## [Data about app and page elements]
|---|
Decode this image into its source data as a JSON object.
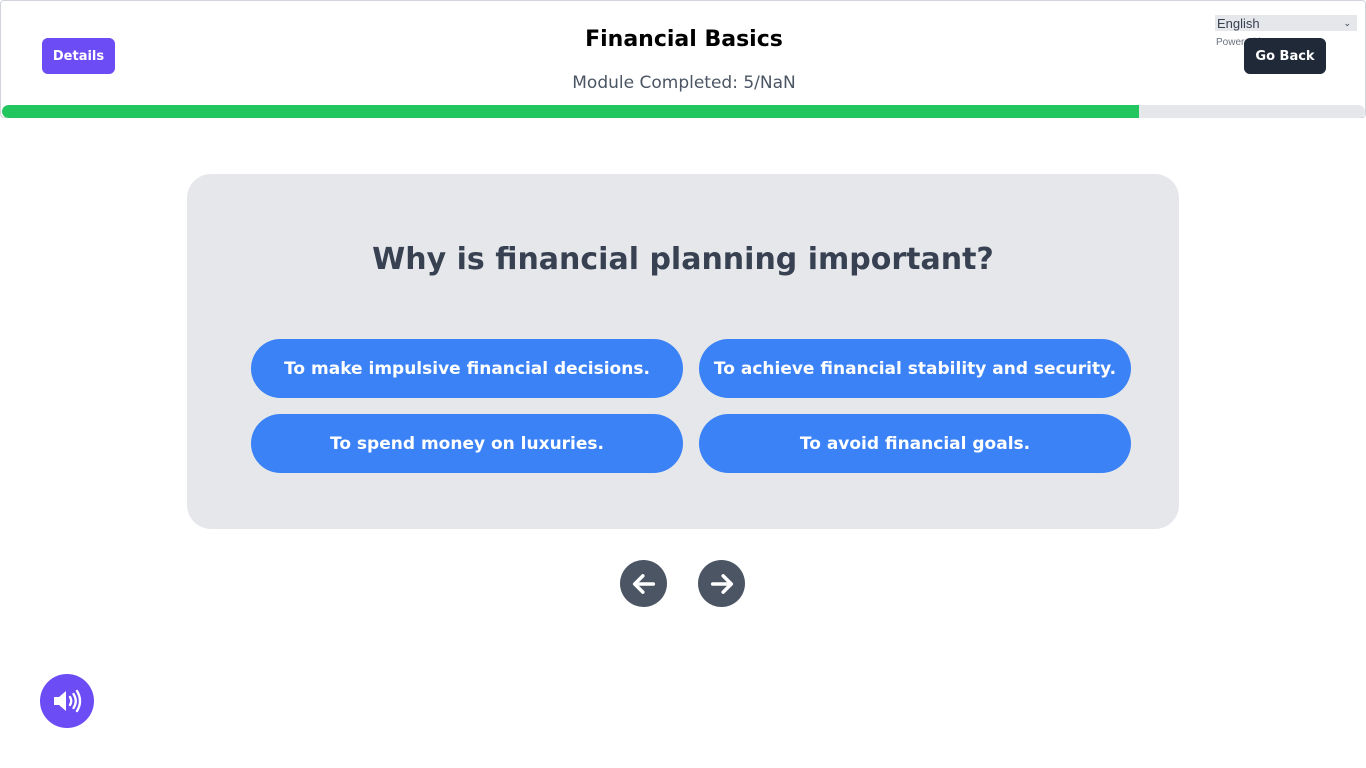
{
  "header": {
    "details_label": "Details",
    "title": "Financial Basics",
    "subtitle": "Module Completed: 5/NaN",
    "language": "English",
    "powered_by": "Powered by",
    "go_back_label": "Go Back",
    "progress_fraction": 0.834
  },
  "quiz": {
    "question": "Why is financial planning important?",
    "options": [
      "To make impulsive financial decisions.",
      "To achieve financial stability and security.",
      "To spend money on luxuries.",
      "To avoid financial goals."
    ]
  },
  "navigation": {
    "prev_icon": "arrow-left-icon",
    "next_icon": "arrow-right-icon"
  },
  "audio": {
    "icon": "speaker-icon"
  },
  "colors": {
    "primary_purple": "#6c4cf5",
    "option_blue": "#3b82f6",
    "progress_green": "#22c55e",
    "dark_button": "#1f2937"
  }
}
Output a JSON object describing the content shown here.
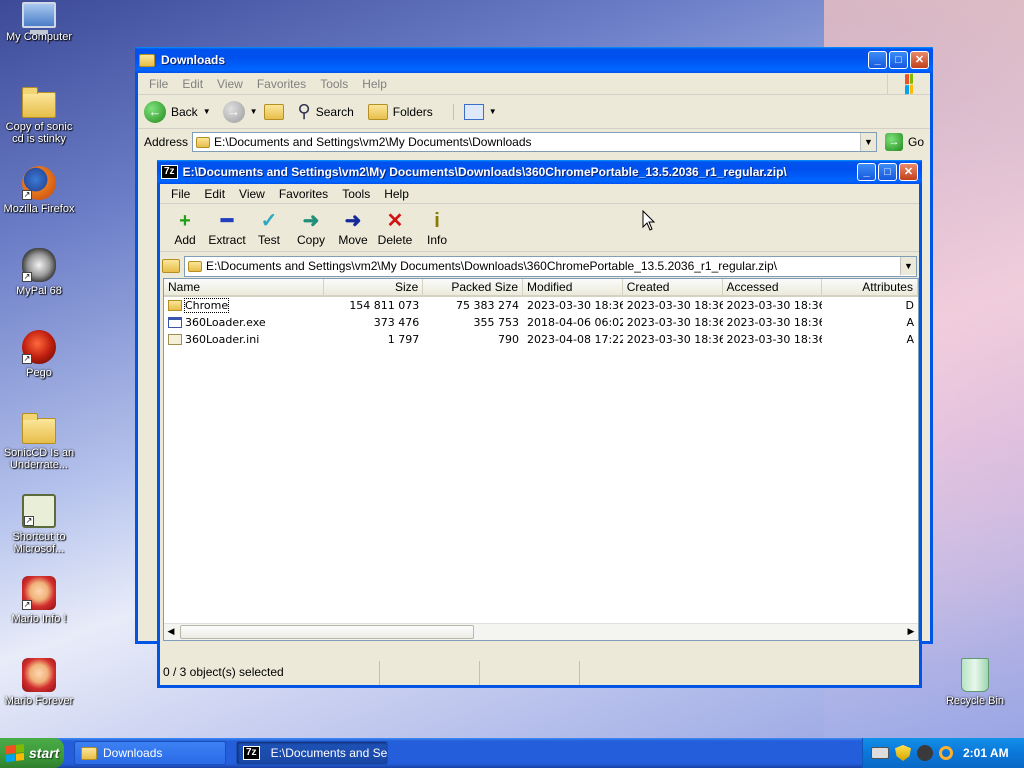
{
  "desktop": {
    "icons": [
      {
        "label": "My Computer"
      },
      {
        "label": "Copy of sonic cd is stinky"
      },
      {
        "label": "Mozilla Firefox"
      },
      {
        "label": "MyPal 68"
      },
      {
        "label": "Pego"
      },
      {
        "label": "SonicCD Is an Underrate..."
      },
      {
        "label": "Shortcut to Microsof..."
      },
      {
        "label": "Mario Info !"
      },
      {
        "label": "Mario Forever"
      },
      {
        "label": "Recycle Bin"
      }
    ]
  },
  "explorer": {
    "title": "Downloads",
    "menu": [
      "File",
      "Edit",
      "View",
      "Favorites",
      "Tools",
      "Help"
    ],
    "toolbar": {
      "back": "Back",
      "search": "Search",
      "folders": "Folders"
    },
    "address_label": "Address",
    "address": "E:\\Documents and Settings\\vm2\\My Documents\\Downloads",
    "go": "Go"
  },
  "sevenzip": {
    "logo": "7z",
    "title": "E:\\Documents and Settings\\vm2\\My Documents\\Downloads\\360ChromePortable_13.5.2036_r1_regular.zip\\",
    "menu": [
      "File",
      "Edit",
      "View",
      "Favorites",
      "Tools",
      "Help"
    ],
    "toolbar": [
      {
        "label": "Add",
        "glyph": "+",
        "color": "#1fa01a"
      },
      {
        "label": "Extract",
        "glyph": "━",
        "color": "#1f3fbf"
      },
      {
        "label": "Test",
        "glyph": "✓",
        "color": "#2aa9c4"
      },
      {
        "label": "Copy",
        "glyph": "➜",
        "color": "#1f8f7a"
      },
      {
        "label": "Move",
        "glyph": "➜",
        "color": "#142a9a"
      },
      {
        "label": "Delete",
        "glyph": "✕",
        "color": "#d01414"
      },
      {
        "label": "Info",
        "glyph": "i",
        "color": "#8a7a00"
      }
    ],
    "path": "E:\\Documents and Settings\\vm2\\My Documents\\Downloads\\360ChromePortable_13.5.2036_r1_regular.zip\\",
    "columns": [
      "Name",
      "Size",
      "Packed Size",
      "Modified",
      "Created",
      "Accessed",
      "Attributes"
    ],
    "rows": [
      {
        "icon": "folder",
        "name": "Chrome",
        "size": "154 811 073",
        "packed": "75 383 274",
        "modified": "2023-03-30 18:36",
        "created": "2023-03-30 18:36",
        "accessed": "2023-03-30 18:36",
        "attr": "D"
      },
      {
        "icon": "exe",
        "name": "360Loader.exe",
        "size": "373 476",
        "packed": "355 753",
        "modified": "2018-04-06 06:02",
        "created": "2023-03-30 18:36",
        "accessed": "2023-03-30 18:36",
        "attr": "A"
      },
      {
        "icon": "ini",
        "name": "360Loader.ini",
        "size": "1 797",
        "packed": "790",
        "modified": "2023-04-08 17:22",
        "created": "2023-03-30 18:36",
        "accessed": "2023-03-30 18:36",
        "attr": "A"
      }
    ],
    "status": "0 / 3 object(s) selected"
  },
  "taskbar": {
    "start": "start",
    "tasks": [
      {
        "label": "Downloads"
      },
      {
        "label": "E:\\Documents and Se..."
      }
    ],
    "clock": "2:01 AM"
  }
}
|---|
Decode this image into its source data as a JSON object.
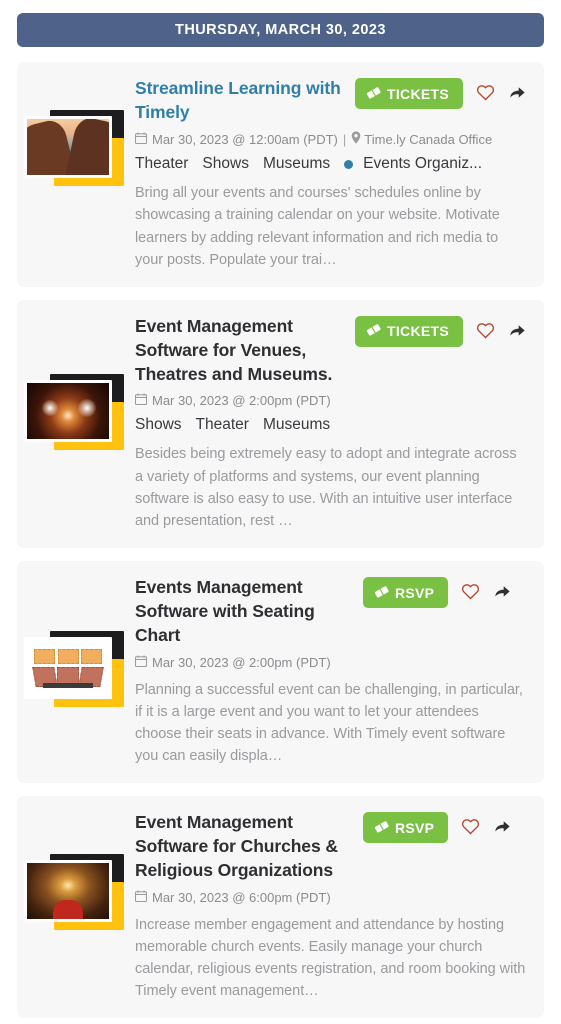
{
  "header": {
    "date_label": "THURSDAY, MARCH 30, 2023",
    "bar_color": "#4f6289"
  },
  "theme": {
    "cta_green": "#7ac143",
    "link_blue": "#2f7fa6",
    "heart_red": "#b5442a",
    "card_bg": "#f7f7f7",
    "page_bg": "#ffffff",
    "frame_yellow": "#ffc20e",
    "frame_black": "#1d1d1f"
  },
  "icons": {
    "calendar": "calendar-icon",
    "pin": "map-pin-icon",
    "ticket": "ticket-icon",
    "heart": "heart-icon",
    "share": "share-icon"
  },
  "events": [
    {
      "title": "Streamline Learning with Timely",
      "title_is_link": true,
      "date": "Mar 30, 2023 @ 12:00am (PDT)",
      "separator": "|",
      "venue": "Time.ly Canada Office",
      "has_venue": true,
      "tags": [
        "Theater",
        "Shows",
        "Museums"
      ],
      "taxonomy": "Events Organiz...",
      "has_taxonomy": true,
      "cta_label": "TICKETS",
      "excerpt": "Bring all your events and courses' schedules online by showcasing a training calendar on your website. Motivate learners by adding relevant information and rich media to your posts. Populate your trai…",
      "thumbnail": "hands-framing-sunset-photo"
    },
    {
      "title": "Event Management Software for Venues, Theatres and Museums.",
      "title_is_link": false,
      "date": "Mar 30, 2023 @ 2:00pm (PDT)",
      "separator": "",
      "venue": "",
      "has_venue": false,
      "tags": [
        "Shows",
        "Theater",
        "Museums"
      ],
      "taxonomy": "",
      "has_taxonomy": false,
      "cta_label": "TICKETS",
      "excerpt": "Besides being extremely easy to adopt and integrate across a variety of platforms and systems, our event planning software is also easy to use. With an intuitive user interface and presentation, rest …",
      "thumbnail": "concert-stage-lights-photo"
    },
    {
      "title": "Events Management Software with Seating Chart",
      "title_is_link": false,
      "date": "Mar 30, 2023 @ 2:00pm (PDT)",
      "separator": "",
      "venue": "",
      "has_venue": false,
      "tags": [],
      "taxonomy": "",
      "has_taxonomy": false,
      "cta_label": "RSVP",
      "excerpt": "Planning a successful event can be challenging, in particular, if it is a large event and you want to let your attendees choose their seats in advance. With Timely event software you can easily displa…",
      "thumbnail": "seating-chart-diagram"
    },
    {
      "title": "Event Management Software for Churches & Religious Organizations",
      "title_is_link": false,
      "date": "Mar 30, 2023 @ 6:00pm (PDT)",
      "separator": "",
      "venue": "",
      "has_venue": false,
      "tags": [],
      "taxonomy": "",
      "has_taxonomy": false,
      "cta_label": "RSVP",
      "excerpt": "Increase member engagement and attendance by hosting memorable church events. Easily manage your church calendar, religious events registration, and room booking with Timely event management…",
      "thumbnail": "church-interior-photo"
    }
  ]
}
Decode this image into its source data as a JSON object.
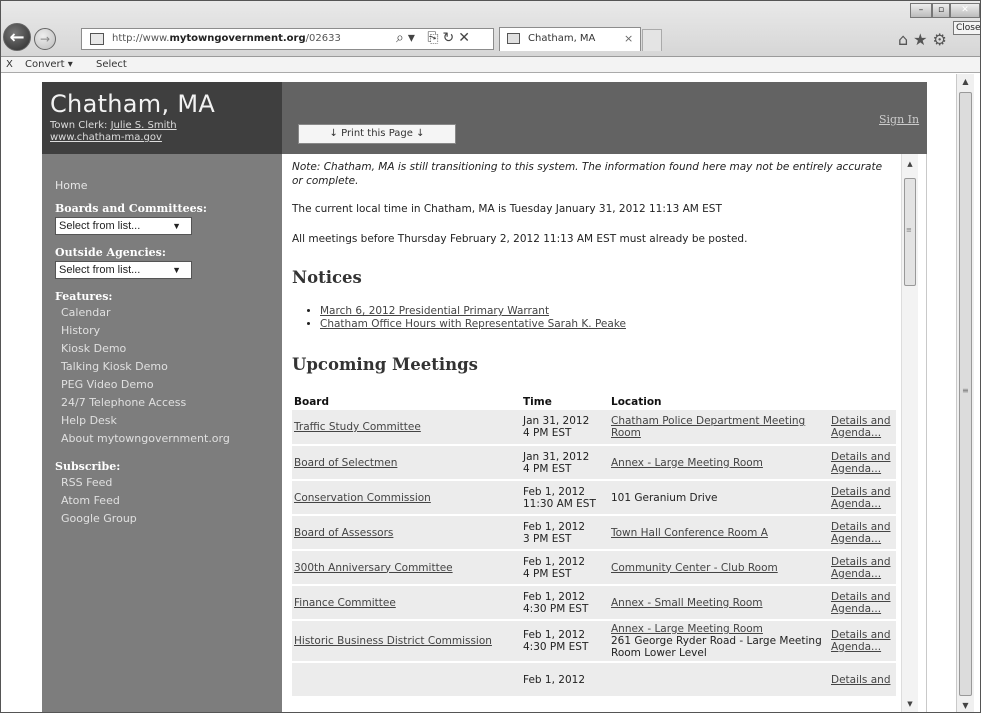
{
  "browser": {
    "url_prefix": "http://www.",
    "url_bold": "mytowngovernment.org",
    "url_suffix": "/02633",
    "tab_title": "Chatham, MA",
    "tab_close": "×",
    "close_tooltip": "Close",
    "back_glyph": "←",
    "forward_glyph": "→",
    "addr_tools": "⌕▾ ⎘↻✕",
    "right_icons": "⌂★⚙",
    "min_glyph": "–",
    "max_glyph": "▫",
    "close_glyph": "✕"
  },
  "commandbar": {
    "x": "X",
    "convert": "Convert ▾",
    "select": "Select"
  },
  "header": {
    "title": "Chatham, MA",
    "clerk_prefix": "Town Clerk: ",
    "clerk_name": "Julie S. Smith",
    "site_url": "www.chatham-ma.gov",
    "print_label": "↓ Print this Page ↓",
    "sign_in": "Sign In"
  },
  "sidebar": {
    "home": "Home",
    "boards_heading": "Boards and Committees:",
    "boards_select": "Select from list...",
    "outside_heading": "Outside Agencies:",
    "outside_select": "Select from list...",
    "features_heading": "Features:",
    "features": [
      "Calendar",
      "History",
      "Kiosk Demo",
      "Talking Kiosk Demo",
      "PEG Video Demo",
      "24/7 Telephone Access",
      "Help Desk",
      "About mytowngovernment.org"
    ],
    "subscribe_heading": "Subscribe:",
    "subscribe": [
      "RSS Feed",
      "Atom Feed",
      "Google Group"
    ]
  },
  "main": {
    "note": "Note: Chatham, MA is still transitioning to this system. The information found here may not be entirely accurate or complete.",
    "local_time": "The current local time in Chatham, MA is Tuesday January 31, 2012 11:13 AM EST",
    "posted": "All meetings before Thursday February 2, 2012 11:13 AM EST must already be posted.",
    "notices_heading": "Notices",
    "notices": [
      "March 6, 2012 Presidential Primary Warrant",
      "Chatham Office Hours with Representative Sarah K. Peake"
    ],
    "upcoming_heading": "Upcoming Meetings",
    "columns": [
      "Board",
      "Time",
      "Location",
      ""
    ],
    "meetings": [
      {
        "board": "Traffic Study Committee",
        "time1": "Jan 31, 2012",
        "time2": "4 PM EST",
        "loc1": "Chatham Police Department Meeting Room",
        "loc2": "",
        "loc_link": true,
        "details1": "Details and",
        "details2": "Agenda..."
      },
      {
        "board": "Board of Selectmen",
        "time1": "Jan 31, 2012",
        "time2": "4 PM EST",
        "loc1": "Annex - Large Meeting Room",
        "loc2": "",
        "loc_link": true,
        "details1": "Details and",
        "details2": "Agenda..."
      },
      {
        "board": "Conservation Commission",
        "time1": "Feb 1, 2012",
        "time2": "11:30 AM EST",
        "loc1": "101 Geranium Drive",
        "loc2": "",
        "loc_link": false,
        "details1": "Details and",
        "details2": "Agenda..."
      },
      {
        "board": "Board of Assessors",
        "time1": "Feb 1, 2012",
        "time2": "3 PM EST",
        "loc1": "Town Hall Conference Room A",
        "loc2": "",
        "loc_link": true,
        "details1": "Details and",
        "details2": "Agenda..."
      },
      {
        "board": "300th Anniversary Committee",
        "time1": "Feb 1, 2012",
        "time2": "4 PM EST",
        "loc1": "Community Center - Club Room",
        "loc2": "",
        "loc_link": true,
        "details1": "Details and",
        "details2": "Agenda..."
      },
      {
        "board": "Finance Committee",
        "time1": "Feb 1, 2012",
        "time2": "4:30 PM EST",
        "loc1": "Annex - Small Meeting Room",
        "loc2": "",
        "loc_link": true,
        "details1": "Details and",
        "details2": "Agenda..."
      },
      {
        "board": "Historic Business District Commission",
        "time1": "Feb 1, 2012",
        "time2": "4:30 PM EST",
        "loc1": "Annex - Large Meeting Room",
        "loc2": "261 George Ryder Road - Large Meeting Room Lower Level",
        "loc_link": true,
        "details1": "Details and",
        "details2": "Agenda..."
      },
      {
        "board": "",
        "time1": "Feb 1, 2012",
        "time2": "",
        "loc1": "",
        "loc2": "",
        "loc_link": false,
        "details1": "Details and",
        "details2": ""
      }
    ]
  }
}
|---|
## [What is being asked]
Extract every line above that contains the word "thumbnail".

## [Task solution]
      "thumbnail": "hands-framing-sunset-photo"
      "thumbnail": "concert-stage-lights-photo"
      "thumbnail": "seating-chart-diagram"
      "thumbnail": "church-interior-photo"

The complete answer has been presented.